Friday, April 6, 2012

HIST 315: Ancient Greece -- Required Texts

When designing a course that is set to cover everything from the Bronze Age all the way to the conquest by Rome, you have to decide what you can fit into a fifteen-week semester with about three hours of class-time each week.  This is not easy.

The most difficult decisions are not what to include, but what to omit.  This also crosses over into readings that the course requires.  Since it is a 300-level class, I've had a lot to consider.  I want to expose the students to some of the more prominent historians of the ancient world.  This would include guys like Donald Kagan, N.G.L. Hammond, G.E.M. de Ste. Croix, Peter Green, Victor Davis Hanson, and Moses I. Finley, to name just a small few.  I also want to give them readings from the time period, which would include guys like Herodotus, Thucydides, Xenophon, Plato, Aristotle, Hesiod, Homer, Aristophanes... and the list goes on.  The students should be exposed not only to texts by those that lived during the time but also to theory, discussion, interpretation, and analysis by modern historians.

Though choices have to be made.

As a primary text for my course, I've settled on Chester G. Starr's A History of the Ancient World.  It's a pretty thorough survey of human history up to the fall of Rome in the West.  I was going to assign N.G.L. Hammond's superb A History of Greece to 322 B.C. but that book didn't cover the Hellenistic Era.  I will, instead, try to integrate some of the things Hammond has to say into my lectures and perhaps a few print-outs for my course packet.

I want to have at least two or three other modern, supplementary texts that will help illustrate scholarship, research, analysis, and interpretations of Greek history and society.  To that end, I wanted to include A. Andrewes' The Greek Tyrants but it seems to have gone out-of-print (and the "new" prices at amazon can't be justified by the brevity of the book).  Therefore, I'm only going to assign the students W.G.G. Forrest's A History of Sparta, 950-192 B.C. and N.G.L. Hammond's The Genius of Alexander the Great.

So much for modern texts.  When it comes to Ancient Greeks, I'm definitely going to require the students purchase Lattimore's translation of The Iliad.  Playwrights are also an important inclusion, so I'm assigning some Aristophanes (preferably The Wasps and Lysistrata) but I don't want to give them bowdlerized Penguin editions, so I'm searching for more accurate translations that have all the plays I want the students to read contained in one volume.  As for Plato, I'm certain I can find a decent volume that contains The Apology, Crito, Euthyphro, and maybe a couple other dialogues.  As for tragedy, I've pretty much settled on Oedipus at Colonnus since it illustrates a lot about the polis.  Although Plutarch was writing much later and was a conservative/reactionary whose moralizing severely slants his biographies, I'm considering the inexpensive Penguin collections of his Lives, such as The Rise and Fall of Athens: Nine Greek Lives and On Sparta. 

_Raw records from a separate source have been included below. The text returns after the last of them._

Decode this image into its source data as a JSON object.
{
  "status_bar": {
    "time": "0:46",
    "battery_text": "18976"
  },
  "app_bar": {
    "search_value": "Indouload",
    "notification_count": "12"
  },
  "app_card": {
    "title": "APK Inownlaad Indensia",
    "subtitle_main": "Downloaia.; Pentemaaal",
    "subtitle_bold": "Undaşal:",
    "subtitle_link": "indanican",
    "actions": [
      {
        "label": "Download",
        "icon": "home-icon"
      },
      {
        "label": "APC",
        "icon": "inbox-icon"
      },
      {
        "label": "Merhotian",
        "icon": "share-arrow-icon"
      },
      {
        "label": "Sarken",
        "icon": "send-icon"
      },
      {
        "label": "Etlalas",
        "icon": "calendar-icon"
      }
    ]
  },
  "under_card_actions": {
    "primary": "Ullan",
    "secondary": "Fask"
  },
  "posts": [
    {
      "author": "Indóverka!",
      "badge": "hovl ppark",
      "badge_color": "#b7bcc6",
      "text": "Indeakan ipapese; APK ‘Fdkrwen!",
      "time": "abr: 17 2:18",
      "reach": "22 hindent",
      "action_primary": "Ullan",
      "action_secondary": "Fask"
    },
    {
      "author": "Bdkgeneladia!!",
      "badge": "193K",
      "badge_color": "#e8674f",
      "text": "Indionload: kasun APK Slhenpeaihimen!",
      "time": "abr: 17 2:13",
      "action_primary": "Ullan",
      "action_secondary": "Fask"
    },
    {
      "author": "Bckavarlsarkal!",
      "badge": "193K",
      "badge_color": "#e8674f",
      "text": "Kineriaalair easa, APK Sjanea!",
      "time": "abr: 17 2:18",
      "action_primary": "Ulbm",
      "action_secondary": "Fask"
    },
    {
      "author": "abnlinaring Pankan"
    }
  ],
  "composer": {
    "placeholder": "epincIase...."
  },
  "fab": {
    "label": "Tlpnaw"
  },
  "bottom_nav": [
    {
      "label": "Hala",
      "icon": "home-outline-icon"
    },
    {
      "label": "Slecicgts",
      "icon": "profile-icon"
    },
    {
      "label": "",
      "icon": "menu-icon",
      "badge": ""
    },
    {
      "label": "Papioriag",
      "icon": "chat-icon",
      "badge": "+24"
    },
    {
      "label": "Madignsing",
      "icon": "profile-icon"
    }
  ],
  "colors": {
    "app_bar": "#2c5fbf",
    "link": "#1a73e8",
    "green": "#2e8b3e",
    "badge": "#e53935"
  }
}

The course packet will contain selections of readings, excerpts of poetry, plays, Plato's dialogues, some Aristotle, some Herodotus and Thucydides (especially the Melian Dialogue) and a couple of chapters from some modern scholarly works.  Perhaps I'll discuss more of that later.

1 comment:

Brendan said...

Nice reading list. Now if only I had the time...